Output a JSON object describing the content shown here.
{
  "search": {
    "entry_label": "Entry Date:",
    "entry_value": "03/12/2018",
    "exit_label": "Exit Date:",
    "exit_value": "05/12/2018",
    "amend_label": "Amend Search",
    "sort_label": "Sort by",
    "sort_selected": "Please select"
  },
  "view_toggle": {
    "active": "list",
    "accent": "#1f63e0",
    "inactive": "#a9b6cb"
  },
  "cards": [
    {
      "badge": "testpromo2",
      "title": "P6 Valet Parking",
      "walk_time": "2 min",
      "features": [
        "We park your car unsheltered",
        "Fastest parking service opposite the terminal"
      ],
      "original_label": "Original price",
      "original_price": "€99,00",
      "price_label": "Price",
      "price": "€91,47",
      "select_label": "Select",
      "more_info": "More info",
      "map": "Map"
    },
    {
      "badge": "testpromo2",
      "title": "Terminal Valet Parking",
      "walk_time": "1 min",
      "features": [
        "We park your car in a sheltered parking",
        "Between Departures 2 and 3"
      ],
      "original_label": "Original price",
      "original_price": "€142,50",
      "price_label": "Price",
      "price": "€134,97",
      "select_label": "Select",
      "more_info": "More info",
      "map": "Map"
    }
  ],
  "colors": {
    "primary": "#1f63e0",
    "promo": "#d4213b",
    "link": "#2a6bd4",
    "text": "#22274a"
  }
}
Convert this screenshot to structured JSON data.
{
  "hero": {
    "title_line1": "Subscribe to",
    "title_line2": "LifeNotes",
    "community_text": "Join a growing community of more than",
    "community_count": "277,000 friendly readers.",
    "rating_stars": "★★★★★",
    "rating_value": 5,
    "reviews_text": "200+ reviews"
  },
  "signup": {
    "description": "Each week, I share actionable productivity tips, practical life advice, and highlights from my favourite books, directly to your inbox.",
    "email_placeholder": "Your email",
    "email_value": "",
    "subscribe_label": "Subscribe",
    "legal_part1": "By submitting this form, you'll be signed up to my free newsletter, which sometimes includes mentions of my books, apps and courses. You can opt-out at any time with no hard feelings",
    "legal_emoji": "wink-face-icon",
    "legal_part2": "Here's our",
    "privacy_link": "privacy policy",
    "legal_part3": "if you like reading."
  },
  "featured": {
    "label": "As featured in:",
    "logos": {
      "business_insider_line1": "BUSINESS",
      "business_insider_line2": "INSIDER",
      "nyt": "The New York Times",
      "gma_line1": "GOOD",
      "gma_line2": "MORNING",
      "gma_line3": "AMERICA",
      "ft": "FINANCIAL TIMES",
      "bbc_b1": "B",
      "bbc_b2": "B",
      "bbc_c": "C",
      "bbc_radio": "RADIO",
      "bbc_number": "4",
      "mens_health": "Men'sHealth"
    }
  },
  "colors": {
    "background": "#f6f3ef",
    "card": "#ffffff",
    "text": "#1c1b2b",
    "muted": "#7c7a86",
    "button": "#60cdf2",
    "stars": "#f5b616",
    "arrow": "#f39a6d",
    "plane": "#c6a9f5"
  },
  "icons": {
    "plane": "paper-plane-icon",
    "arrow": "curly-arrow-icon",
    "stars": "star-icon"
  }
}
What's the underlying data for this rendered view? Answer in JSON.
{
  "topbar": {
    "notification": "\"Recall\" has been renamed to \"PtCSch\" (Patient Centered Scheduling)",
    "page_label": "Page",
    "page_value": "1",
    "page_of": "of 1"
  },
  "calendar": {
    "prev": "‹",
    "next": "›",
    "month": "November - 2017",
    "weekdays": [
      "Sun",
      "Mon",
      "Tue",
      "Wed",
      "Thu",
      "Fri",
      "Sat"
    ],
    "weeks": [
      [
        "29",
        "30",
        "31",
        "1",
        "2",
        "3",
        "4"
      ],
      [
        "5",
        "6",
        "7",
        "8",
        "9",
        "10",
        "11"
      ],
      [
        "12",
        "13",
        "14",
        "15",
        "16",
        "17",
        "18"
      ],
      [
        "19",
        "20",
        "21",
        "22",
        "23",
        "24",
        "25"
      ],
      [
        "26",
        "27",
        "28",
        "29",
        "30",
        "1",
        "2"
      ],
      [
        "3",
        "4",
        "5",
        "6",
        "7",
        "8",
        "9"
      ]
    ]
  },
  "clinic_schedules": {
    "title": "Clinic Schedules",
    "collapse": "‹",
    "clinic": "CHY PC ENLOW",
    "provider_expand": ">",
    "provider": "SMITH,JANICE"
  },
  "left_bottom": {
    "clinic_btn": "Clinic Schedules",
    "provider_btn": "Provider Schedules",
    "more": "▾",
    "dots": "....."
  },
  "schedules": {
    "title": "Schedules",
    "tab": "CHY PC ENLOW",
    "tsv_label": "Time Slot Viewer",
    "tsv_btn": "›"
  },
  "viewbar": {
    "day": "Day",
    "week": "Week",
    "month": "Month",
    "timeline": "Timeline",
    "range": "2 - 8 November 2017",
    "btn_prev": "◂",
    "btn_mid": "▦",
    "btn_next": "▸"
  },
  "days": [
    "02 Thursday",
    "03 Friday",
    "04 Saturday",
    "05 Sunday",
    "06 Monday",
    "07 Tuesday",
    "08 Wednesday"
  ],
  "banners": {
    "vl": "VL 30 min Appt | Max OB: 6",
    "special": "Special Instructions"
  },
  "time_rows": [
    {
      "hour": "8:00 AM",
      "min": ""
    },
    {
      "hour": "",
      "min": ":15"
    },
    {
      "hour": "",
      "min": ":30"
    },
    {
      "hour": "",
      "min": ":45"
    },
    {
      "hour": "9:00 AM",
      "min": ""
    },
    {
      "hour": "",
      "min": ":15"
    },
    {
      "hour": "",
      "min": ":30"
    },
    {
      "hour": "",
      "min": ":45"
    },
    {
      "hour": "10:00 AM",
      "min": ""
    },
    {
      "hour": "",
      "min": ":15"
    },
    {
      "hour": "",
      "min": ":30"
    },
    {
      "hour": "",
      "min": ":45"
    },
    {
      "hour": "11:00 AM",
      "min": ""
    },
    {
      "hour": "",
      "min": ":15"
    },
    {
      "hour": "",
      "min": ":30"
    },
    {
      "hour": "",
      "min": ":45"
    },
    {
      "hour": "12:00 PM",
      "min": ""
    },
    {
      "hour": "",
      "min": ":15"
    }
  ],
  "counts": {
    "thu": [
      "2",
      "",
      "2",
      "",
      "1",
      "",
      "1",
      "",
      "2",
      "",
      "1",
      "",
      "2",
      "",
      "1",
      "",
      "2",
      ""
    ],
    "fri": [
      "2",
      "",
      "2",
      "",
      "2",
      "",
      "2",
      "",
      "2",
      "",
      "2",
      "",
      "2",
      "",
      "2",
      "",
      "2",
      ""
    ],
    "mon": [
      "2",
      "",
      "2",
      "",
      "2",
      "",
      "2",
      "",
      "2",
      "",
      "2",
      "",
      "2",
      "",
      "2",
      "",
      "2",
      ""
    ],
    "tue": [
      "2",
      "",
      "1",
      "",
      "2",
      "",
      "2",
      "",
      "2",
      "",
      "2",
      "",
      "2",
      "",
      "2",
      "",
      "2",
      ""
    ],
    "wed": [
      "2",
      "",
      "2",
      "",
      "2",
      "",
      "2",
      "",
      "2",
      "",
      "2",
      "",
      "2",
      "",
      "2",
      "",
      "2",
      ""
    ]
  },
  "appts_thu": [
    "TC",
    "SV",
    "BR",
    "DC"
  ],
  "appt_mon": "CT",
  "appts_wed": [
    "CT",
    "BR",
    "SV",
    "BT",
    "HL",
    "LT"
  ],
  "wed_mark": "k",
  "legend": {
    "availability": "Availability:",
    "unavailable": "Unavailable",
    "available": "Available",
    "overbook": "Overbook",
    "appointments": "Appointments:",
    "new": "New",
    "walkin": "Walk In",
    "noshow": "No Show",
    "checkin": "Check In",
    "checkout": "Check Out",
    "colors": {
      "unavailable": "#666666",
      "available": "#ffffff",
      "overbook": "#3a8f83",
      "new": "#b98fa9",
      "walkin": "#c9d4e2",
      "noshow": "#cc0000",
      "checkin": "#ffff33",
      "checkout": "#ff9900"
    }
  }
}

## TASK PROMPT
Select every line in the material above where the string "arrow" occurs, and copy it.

## TASK SOLUTION
    "arrow": "#f39a6d",
    "arrow": "curly-arrow-icon",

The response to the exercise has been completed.